PROBLEM DETAILS:
Lines in the records below that contain the word "Spin" must each be copied.

(Dataset rows describing interfaces)
[Start of section]
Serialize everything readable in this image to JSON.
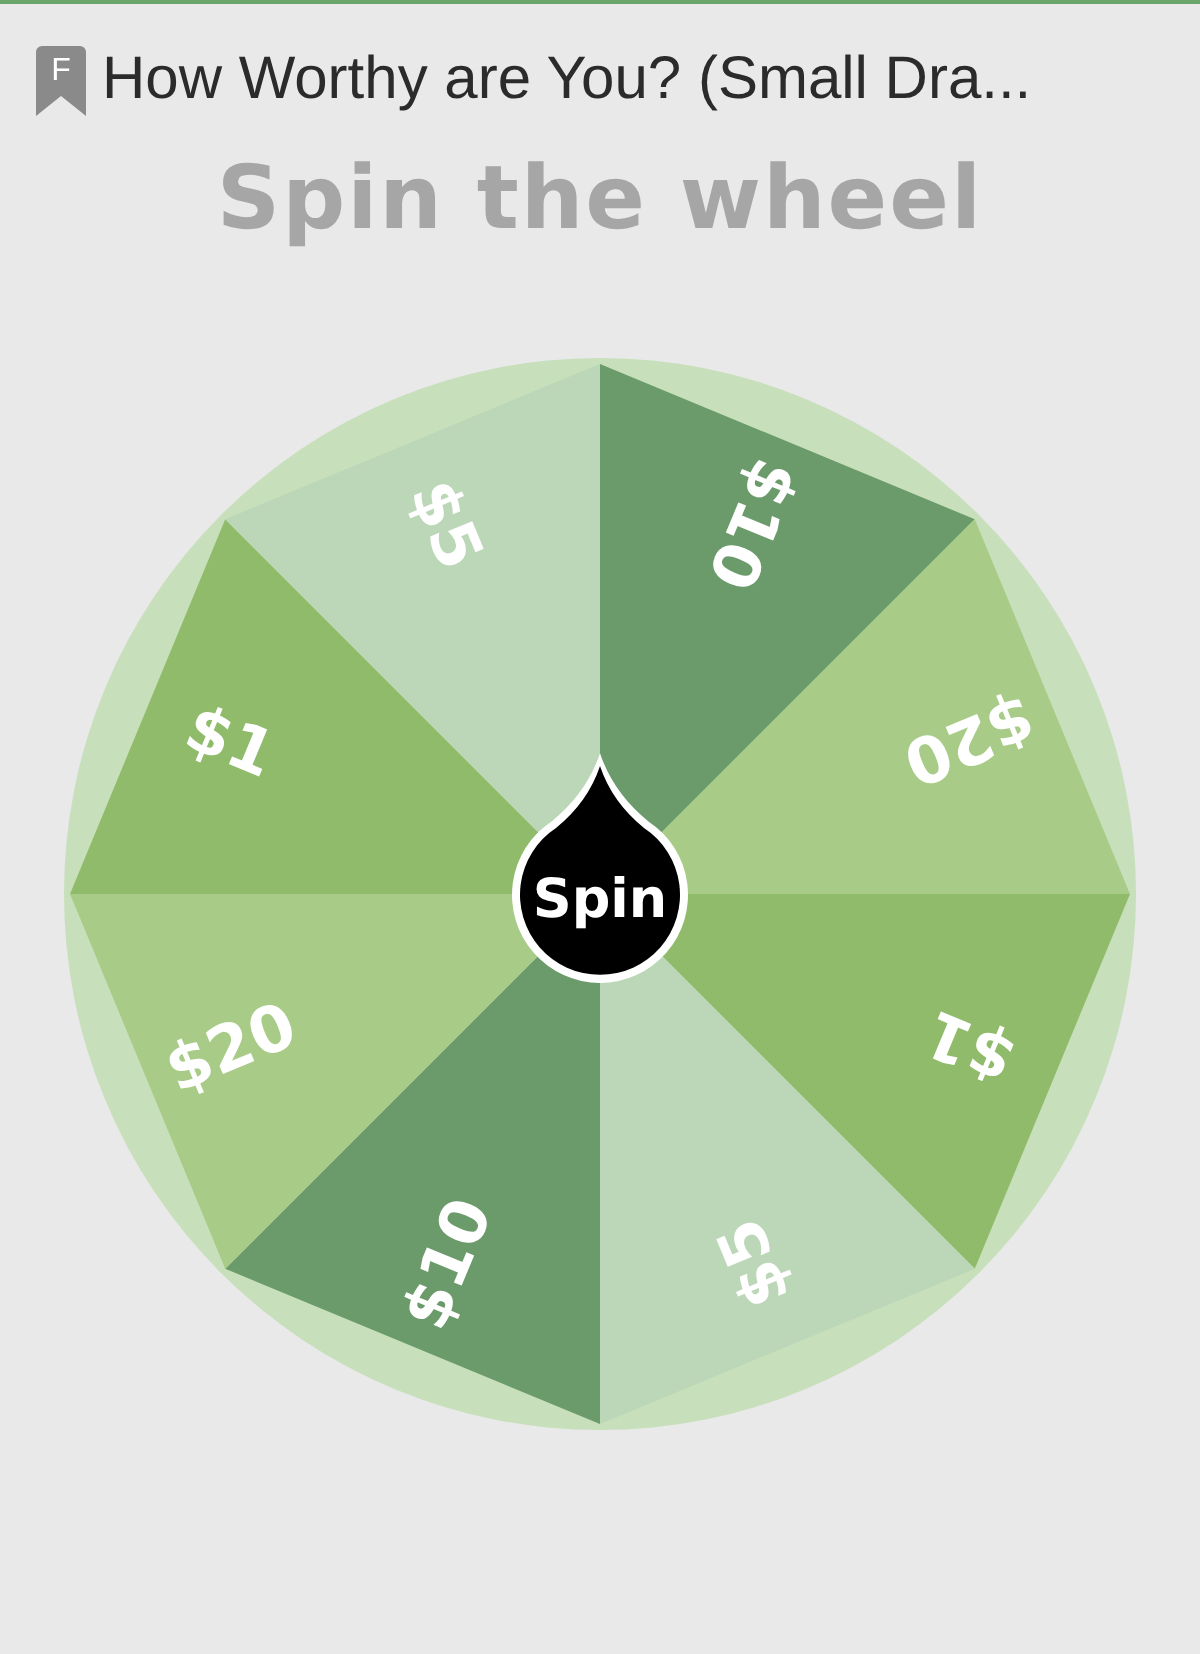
{
  "header": {
    "badge": "F",
    "title": "How Worthy are You? (Small Dra..."
  },
  "heading": "Spin the wheel",
  "wheel": {
    "segments": [
      {
        "label": "$10",
        "color": "#6b9a6b"
      },
      {
        "label": "$20",
        "color": "#a8cc88"
      },
      {
        "label": "$1",
        "color": "#8fbb6b"
      },
      {
        "label": "$5",
        "color": "#bcd7b8"
      },
      {
        "label": "$10",
        "color": "#6b9a6b"
      },
      {
        "label": "$20",
        "color": "#a8cc88"
      },
      {
        "label": "$1",
        "color": "#8fbb6b"
      },
      {
        "label": "$5",
        "color": "#bcd7b8"
      }
    ],
    "spin_button": "Spin"
  }
}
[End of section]
ANSWER BOX:
  "heading": "Spin the wheel",
    "spin_button": "Spin"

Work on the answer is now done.